AVAILABLE DATA: Begin

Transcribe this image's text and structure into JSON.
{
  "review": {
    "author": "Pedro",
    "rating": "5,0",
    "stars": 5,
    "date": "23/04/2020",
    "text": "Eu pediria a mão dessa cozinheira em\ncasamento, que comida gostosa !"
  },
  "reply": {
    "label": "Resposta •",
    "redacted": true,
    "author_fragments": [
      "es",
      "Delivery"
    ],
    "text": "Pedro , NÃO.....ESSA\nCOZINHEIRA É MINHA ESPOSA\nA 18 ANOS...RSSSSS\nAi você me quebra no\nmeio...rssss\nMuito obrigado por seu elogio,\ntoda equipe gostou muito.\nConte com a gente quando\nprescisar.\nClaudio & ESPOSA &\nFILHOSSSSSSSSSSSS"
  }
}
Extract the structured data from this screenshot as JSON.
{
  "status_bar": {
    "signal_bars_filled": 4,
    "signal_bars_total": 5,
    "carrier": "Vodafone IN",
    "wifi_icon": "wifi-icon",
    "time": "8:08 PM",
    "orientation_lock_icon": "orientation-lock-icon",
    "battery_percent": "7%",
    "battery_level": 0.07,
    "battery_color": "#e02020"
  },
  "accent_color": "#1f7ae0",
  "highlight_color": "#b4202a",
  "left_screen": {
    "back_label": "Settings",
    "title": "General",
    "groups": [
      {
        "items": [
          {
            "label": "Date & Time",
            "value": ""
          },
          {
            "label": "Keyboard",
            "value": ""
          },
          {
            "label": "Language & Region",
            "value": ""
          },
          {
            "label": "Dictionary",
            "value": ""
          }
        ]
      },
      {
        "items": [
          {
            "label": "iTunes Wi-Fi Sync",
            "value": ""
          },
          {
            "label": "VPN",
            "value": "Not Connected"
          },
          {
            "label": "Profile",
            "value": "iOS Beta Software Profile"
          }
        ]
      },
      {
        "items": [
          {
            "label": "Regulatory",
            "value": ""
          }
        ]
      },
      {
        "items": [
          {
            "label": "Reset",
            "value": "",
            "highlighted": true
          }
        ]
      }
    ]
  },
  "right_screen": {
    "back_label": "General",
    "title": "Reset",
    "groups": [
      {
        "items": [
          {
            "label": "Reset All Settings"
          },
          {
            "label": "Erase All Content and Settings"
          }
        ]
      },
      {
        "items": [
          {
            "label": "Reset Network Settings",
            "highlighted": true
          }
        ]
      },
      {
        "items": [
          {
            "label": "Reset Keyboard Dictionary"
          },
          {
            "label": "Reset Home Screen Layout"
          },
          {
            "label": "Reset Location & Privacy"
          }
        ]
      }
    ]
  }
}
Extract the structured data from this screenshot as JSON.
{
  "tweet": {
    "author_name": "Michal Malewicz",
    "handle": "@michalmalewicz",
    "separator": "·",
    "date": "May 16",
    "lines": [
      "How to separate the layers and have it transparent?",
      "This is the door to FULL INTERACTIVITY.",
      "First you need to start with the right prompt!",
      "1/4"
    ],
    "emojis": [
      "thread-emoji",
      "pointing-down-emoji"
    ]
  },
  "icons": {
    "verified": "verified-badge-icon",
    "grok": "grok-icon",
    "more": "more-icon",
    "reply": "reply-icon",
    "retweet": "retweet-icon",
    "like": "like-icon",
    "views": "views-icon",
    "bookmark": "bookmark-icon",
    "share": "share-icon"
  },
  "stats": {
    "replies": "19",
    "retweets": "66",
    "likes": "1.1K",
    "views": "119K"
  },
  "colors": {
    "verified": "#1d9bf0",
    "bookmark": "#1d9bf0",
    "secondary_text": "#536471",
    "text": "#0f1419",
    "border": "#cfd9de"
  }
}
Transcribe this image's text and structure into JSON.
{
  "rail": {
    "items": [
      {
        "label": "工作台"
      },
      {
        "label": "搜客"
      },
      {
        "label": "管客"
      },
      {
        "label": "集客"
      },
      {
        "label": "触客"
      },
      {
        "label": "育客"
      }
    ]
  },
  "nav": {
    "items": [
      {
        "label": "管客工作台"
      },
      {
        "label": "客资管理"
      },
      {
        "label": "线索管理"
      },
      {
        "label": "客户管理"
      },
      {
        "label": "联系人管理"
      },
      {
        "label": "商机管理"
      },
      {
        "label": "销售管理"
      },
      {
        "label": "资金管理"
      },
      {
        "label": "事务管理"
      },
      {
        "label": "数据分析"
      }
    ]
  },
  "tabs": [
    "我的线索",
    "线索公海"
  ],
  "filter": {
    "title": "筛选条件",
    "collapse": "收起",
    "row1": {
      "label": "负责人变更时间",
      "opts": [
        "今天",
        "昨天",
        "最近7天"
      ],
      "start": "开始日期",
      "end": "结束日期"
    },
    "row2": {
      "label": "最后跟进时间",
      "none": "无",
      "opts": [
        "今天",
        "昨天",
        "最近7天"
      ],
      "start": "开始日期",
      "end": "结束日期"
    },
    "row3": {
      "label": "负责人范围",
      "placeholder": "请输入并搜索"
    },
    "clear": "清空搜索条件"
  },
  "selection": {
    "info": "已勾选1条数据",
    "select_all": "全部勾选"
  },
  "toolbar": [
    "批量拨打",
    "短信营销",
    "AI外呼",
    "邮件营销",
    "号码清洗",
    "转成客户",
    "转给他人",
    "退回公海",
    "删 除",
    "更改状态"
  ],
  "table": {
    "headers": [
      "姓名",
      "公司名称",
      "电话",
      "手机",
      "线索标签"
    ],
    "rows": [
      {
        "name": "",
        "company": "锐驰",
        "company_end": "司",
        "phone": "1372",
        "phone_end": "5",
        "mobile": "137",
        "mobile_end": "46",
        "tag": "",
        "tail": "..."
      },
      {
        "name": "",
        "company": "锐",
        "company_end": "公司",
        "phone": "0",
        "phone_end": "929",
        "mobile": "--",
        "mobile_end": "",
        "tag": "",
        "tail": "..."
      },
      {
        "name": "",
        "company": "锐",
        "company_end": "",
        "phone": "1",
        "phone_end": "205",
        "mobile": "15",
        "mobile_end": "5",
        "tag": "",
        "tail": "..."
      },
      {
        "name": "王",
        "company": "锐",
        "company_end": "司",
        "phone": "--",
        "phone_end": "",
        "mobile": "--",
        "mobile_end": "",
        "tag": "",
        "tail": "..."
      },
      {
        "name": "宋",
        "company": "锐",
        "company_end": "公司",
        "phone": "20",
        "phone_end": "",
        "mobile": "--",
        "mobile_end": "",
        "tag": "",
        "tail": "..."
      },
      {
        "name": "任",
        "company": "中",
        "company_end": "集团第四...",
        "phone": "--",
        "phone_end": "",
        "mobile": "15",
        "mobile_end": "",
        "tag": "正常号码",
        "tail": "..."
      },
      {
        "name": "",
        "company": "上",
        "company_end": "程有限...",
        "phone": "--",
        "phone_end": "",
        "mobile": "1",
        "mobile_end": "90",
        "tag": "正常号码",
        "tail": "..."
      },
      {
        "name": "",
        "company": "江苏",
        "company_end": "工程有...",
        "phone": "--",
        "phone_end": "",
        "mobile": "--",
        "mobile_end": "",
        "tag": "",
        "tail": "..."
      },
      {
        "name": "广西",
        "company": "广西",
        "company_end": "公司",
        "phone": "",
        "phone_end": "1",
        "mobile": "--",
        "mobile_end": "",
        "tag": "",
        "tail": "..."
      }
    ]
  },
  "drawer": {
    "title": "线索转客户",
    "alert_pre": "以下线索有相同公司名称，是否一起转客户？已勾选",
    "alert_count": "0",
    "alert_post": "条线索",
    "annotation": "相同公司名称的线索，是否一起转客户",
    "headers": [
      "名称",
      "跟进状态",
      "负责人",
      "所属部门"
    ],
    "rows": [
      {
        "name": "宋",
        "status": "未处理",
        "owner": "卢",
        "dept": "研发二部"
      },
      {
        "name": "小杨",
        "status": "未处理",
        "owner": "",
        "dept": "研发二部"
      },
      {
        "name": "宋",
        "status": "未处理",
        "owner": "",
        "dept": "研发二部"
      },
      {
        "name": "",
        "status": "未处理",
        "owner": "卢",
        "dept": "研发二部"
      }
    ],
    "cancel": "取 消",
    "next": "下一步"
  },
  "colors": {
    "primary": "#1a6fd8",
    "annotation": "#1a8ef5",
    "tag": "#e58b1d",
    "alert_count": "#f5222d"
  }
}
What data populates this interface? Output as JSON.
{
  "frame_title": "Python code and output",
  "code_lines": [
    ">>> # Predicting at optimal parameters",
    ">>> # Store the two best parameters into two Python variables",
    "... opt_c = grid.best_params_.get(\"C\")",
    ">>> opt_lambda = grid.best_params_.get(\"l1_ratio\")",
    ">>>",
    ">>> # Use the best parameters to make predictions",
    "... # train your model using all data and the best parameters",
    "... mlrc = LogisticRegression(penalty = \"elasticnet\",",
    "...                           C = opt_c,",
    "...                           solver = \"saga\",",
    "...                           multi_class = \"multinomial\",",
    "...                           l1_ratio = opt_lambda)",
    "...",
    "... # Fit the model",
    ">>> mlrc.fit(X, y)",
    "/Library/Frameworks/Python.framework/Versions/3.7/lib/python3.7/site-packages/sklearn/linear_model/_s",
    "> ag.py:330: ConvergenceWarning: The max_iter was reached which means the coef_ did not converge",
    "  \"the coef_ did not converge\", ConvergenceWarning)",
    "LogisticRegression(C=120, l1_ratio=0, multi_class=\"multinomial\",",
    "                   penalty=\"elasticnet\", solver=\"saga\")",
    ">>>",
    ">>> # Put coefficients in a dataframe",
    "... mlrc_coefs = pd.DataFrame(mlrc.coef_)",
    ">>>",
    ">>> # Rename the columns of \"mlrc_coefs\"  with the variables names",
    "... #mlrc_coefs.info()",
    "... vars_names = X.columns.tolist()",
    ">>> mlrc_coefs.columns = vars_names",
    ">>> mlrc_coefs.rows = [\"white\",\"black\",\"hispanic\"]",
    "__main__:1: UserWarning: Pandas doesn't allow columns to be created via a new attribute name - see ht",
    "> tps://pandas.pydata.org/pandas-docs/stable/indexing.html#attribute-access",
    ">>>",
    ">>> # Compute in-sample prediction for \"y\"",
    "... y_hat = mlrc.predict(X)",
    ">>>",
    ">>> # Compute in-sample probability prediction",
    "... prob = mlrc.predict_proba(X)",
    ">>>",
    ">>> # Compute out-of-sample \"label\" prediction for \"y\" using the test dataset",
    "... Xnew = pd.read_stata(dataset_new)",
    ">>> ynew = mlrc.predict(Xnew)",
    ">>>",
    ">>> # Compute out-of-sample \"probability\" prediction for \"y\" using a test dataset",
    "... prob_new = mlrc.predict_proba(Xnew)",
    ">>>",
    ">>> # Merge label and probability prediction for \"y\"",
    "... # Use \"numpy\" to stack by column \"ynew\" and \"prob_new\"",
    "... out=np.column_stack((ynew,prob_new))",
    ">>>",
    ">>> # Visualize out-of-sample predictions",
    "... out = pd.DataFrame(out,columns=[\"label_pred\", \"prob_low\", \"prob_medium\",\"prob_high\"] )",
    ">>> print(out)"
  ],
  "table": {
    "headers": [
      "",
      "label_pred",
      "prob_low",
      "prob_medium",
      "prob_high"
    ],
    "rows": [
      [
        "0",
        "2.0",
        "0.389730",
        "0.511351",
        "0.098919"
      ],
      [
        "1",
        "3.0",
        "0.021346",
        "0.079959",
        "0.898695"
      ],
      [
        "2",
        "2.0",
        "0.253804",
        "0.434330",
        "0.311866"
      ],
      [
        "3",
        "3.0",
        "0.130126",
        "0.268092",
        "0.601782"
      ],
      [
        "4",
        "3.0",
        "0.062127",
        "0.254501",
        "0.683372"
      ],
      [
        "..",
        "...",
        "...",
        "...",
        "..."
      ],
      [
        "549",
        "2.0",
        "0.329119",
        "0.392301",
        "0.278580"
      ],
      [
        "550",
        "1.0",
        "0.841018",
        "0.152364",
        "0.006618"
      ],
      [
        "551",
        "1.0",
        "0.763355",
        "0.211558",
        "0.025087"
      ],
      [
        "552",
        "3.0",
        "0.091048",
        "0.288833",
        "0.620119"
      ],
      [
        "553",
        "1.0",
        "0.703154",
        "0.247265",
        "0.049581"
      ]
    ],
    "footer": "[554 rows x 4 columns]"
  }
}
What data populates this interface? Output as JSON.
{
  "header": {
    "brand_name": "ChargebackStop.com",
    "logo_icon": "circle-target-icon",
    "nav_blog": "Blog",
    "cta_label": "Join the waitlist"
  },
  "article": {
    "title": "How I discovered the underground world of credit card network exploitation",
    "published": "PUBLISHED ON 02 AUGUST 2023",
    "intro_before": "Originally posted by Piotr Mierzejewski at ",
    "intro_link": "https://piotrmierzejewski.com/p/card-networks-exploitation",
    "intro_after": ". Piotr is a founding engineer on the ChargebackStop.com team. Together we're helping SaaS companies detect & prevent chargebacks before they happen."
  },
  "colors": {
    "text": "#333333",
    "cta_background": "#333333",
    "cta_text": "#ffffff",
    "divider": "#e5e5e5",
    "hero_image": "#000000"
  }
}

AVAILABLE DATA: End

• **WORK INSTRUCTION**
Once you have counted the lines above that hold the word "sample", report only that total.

• **RESULT FOR THIS EXERCISE**
5